[Data to examine — start]

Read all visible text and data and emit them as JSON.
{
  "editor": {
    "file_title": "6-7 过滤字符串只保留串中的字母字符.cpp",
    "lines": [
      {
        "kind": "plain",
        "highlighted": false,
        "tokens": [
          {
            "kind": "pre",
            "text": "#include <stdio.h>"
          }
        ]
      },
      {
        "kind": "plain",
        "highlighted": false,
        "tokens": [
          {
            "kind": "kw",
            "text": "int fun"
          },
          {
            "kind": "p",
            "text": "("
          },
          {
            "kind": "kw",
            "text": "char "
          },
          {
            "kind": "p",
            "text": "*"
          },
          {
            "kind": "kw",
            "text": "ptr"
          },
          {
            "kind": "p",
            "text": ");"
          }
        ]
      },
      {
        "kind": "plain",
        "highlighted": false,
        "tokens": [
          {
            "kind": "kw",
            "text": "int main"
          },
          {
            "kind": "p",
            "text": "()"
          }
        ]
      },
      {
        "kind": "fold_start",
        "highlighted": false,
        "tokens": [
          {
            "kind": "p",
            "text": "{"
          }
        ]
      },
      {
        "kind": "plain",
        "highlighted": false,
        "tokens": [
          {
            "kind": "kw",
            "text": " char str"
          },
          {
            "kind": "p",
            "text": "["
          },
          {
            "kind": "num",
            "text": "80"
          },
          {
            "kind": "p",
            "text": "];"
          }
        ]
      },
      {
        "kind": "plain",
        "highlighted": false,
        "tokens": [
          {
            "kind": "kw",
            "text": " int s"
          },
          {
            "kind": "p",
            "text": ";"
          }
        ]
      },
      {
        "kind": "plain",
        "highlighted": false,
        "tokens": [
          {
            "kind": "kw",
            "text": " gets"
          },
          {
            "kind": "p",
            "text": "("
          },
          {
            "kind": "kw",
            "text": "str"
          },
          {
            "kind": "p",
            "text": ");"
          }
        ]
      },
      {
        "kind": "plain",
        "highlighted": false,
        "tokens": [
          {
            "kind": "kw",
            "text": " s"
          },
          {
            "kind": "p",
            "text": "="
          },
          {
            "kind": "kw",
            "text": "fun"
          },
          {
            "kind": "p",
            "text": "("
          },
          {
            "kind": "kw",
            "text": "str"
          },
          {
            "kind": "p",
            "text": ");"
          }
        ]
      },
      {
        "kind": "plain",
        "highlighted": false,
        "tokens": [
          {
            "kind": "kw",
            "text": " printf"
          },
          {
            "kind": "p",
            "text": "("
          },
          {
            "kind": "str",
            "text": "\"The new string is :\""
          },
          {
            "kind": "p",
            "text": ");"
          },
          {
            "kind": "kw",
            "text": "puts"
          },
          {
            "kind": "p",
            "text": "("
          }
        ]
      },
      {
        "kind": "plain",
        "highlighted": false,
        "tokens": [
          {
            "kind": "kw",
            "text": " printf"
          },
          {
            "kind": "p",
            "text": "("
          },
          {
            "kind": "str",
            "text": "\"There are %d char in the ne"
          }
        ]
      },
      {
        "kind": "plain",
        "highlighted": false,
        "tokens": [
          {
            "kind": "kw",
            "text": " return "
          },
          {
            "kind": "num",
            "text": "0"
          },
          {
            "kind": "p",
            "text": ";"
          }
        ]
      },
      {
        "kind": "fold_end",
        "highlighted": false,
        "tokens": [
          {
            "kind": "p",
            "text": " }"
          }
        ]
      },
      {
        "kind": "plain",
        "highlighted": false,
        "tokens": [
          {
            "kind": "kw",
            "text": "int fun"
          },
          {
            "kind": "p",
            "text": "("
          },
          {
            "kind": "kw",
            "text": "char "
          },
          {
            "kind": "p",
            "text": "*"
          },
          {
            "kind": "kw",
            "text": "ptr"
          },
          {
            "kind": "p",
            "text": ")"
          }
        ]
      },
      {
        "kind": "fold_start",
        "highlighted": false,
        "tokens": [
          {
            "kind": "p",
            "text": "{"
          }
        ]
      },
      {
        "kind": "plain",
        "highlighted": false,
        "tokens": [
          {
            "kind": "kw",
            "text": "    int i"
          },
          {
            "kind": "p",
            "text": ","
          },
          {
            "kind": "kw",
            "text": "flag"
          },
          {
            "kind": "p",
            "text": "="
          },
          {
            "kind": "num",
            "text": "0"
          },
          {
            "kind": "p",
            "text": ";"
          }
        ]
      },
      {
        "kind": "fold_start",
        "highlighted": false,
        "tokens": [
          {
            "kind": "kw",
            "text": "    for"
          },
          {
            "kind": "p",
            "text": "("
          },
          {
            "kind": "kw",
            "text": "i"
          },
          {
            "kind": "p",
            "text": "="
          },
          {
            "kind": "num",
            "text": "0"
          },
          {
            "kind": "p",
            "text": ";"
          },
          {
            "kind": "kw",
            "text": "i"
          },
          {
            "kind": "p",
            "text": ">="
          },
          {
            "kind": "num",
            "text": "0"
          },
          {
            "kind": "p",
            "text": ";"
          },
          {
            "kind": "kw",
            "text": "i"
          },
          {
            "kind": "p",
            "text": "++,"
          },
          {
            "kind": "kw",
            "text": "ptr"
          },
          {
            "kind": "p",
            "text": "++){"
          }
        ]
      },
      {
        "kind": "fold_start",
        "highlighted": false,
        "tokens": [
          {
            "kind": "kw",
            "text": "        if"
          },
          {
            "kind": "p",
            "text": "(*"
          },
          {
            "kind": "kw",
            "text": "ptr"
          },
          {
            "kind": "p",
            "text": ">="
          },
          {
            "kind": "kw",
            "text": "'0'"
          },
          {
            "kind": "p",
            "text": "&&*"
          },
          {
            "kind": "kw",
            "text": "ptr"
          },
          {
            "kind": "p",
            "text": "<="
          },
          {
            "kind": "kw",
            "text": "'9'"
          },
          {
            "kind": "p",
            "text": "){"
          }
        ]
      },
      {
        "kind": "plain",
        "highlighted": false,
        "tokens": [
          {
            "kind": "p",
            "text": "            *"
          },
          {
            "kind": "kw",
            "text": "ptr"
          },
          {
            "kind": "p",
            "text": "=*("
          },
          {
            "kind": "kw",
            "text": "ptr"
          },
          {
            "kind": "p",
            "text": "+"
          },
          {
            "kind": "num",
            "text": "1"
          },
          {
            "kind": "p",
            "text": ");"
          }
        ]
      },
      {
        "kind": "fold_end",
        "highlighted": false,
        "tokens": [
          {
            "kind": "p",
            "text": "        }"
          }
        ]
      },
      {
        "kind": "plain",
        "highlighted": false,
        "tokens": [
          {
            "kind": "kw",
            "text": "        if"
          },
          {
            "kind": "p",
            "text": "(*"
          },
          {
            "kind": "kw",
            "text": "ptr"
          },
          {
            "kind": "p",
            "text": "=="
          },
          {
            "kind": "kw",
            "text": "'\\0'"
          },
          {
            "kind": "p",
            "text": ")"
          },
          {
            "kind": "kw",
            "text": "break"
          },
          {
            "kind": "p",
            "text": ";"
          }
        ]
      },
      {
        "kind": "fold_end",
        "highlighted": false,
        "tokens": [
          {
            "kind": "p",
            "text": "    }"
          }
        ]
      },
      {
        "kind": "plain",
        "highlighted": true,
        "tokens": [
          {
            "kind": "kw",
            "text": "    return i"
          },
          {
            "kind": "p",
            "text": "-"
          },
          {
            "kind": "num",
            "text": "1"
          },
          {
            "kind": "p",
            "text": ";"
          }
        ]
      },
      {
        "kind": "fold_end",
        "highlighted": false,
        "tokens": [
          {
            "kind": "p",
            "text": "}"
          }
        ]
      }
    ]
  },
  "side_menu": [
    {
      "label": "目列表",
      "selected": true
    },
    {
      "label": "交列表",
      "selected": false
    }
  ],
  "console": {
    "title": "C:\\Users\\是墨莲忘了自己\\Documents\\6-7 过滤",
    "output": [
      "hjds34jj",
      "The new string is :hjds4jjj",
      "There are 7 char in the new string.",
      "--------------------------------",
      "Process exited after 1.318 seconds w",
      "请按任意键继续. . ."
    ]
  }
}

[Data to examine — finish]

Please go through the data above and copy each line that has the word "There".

            "text": "\"There are %d char in the ne"
      "There are 7 char in the new string.",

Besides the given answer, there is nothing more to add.